• [Problem details]
From the data below, copy out every line in which the word "icon" occurs.

• [Dataset records]
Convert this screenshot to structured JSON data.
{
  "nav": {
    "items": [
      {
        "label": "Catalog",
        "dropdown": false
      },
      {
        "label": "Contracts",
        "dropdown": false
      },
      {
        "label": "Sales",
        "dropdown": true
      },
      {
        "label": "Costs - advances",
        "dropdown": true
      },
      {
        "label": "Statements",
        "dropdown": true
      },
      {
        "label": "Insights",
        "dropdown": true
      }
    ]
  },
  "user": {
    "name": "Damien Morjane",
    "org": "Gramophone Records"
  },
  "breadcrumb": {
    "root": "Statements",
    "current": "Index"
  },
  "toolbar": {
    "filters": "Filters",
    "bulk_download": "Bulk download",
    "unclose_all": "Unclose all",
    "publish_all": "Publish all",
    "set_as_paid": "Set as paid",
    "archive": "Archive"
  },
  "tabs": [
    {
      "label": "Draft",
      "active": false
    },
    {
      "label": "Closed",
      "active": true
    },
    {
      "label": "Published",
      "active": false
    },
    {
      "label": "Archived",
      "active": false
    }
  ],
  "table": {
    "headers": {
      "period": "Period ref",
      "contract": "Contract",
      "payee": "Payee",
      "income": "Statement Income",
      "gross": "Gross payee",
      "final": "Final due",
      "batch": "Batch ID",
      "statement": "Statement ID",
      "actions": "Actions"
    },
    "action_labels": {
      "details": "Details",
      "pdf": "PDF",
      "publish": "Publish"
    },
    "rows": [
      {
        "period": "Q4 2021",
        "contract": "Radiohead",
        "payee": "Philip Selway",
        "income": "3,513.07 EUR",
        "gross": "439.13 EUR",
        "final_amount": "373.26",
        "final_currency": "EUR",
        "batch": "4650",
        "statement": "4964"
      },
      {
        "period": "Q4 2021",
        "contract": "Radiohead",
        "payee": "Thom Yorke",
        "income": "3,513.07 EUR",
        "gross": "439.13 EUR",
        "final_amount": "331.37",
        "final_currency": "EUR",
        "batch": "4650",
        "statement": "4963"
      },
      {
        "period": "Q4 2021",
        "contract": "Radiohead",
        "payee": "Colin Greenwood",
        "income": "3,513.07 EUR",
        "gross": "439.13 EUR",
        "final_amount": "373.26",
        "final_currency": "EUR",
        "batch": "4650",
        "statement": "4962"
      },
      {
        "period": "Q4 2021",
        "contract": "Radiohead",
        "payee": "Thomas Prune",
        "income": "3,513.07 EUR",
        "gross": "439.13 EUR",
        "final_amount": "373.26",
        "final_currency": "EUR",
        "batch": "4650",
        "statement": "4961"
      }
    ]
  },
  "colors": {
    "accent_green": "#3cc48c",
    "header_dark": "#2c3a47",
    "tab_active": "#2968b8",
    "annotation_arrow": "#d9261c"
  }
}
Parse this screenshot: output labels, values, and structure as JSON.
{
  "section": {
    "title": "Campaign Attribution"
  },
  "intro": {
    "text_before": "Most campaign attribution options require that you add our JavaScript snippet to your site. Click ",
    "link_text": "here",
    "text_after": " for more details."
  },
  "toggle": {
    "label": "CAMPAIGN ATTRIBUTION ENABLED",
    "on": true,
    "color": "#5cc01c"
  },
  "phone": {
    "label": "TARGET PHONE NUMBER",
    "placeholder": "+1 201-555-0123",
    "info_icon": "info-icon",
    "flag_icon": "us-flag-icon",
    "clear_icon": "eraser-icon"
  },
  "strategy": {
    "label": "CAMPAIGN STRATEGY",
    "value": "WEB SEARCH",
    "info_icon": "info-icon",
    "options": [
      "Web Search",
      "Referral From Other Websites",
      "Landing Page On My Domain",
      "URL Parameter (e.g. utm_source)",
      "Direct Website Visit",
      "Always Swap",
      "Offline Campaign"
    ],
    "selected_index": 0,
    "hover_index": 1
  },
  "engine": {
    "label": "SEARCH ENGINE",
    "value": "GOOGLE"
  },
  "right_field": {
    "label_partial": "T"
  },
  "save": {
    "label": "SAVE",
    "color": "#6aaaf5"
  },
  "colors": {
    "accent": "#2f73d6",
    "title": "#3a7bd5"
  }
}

• [The answer]
    "info_icon": "info-icon",
    "flag_icon": "us-flag-icon",
    "clear_icon": "eraser-icon"
    "info_icon": "info-icon",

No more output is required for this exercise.